There would need to be evidence of the employment so a good ideea is for the farmer to register as an employer with Revenue, pay a regular wage to the niece/nephew and make the appropriate PAYE/PRSI/USC returns to Revenue.

Another valuable relief is transferring a site to a child for the purpose of building a residence. A site of up to one acre and up to a value of €500,000 can be transferred tax-free to the child. The child must construct and occupy the residence for at least three years, otherwise the relief is withdrawn.

The transfer of the family farm to the next generation has a number of tax considerations and usually occurs in one of two ways:

1. On death – by inheritance.
2. Lifetime transfer – by gift.

A transfer of property brings into play three different tax headings to be considered:

1. Stamp duty.
2. Capital Gains Tax for the transferror/disponer (CGT).
3. Capital Acquisitions Tax for the transferee/beneficiary (CAT).

It must be emphasised the importance for anybody with property assets to make a will.

If there is no will, the property assets are by law divided amongst your next of kin. This may not be the intention of the disponer and there may be disagreement between the beneficiaries resulting in the sale of the poperty. So the first rule is ‘make a will’.

Land or property which passes on death is not liable to stamp duty. As death is not considered a disposal for CGT purposes, there is no CGT liability for the disponer or their estate. So the only tax consideration that applies is CAT (also described as Inheritance Tax) for the beneficiary.

A beneficiary may acquire a tax-free inheritance up to the following limits:

1. From a parent €225,000
2. From a relative €30,150
3. From a stranger €15,075

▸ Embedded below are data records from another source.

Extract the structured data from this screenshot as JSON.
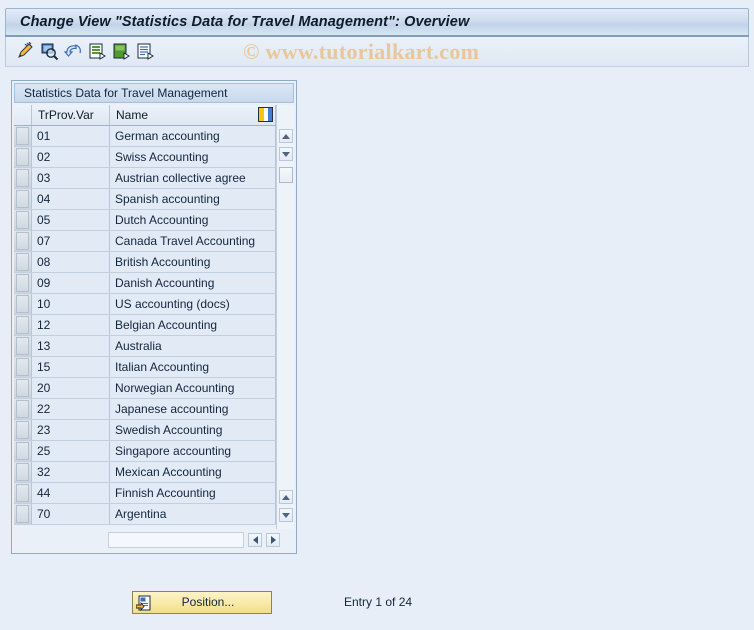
{
  "window": {
    "title": "Change View \"Statistics Data for Travel Management\": Overview"
  },
  "toolbar": {
    "buttons": [
      {
        "name": "display-change-icon",
        "label": "Display/Change"
      },
      {
        "name": "check-entries-icon",
        "label": "Check entries"
      },
      {
        "name": "undo-icon",
        "label": "Undo change"
      },
      {
        "name": "new-entries-icon",
        "label": "New Entries"
      },
      {
        "name": "copy-as-icon",
        "label": "Copy As..."
      },
      {
        "name": "details-icon",
        "label": "Details"
      }
    ]
  },
  "watermark": {
    "text": "© www.tutorialkart.com"
  },
  "panel": {
    "caption": "Statistics Data for Travel Management",
    "config_icon": "table-settings-icon"
  },
  "table": {
    "columns": [
      {
        "key": "trprov_var",
        "label": "TrProv.Var"
      },
      {
        "key": "name",
        "label": "Name"
      }
    ],
    "rows": [
      {
        "trprov_var": "01",
        "name": "German accounting"
      },
      {
        "trprov_var": "02",
        "name": "Swiss Accounting"
      },
      {
        "trprov_var": "03",
        "name": "Austrian collective agree"
      },
      {
        "trprov_var": "04",
        "name": "Spanish accounting"
      },
      {
        "trprov_var": "05",
        "name": "Dutch Accounting"
      },
      {
        "trprov_var": "07",
        "name": "Canada Travel Accounting"
      },
      {
        "trprov_var": "08",
        "name": "British Accounting"
      },
      {
        "trprov_var": "09",
        "name": "Danish Accounting"
      },
      {
        "trprov_var": "10",
        "name": "US accounting (docs)"
      },
      {
        "trprov_var": "12",
        "name": "Belgian Accounting"
      },
      {
        "trprov_var": "13",
        "name": "Australia"
      },
      {
        "trprov_var": "15",
        "name": "Italian Accounting"
      },
      {
        "trprov_var": "20",
        "name": "Norwegian Accounting"
      },
      {
        "trprov_var": "22",
        "name": "Japanese accounting"
      },
      {
        "trprov_var": "23",
        "name": "Swedish Accounting"
      },
      {
        "trprov_var": "25",
        "name": "Singapore accounting"
      },
      {
        "trprov_var": "32",
        "name": "Mexican Accounting"
      },
      {
        "trprov_var": "44",
        "name": "Finnish Accounting"
      },
      {
        "trprov_var": "70",
        "name": "Argentina"
      }
    ]
  },
  "footer": {
    "position_button": "Position...",
    "entry_status": "Entry 1 of 24"
  },
  "colors": {
    "background": "#e8eef7",
    "title_bar": "#cfdcee",
    "row_cell": "#e2eaf5",
    "button_yellow": "#f8e9a6",
    "watermark": "#eac79a"
  }
}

These are lifetime limits and separate inheritances/gifts in each class must be aggregated.

Brendan J. Scully, FCCA, Farrelly & Scully, Chartered Certified Accountants, Navan.